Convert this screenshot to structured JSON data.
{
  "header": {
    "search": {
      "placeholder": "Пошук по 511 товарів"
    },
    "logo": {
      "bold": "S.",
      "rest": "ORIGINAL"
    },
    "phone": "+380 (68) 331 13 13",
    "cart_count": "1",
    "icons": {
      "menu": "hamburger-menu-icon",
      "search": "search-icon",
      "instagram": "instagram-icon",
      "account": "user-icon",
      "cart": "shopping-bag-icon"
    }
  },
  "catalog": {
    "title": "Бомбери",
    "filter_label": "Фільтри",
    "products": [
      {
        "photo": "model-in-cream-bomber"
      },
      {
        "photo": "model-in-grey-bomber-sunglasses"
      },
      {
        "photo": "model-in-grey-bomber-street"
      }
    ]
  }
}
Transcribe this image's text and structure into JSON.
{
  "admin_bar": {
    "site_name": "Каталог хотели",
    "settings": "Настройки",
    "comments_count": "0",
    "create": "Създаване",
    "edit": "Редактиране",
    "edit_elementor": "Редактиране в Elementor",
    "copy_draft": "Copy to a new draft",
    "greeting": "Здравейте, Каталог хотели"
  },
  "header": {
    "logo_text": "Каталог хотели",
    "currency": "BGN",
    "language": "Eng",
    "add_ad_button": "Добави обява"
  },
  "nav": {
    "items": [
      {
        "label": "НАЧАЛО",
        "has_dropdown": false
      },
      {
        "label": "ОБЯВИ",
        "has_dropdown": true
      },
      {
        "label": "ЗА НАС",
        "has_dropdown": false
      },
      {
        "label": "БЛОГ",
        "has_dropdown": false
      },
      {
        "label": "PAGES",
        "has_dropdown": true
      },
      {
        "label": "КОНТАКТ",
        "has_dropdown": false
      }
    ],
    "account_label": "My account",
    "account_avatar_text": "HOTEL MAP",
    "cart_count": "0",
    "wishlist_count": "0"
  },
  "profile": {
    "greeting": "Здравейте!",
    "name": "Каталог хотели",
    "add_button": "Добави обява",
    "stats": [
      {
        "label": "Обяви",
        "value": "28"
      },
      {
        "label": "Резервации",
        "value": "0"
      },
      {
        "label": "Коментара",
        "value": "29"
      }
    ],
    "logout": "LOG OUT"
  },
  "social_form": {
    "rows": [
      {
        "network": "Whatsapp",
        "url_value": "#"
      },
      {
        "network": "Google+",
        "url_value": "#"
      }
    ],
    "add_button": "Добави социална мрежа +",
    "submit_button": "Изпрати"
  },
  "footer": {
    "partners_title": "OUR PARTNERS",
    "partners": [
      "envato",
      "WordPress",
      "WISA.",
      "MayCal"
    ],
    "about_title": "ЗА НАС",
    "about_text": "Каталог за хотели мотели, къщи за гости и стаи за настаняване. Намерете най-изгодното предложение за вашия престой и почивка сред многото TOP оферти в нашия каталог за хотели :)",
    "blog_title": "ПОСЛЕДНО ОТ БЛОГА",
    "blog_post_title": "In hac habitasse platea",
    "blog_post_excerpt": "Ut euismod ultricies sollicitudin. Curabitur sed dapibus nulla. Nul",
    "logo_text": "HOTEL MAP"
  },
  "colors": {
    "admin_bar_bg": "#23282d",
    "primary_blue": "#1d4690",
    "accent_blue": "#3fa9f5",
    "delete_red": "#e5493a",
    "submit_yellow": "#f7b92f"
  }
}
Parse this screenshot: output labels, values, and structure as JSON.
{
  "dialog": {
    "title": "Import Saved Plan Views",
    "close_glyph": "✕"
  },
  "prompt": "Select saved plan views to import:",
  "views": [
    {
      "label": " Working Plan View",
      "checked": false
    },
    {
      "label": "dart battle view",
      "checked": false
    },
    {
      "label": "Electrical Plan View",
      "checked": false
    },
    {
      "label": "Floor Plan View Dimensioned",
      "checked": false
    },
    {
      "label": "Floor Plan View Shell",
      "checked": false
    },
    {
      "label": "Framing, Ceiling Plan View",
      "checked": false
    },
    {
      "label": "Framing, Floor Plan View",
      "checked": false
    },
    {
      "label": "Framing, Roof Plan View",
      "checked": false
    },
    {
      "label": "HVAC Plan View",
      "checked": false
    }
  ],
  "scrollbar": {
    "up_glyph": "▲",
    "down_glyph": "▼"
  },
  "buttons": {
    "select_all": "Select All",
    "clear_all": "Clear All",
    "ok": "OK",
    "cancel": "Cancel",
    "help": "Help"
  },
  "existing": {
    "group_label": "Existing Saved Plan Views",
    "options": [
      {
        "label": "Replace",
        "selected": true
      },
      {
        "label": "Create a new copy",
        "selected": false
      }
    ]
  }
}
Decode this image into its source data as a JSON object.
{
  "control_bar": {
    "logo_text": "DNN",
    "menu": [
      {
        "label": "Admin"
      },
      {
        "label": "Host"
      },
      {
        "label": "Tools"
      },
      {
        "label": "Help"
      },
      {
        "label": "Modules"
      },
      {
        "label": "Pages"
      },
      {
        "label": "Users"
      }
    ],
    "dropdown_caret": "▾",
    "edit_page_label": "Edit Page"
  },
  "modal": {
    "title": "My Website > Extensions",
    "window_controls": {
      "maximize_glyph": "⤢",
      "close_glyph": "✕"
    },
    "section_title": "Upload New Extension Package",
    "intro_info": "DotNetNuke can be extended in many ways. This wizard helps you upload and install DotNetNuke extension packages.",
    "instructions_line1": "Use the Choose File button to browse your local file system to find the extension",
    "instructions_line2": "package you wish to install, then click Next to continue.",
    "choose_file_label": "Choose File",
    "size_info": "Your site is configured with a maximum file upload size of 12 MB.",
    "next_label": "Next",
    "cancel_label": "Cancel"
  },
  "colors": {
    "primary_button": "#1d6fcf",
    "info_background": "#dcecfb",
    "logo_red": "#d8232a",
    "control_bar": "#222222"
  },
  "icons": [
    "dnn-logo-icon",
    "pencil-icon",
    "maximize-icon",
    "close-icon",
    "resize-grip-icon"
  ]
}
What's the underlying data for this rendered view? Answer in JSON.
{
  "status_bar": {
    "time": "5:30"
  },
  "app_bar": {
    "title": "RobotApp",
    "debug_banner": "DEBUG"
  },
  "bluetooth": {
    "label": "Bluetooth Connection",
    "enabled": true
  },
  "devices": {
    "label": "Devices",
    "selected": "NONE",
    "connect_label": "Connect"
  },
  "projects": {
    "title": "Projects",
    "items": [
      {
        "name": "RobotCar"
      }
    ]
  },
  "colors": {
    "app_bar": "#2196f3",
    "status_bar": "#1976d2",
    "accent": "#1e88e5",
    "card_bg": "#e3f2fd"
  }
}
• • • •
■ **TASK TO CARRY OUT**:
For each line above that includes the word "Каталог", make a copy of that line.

■ **EXERCISE OUTPUT**:
    "site_name": "Каталог хотели",
    "greeting": "Здравейте, Каталог хотели"
    "logo_text": "Каталог хотели",
    "name": "Каталог хотели",
    "about_text": "Каталог за хотели мотели, къщи за гости и стаи за настаняване. Намерете най-изгодното предложение за вашия престой и почивка сред многото TOP оферти в нашия каталог за хотели :)",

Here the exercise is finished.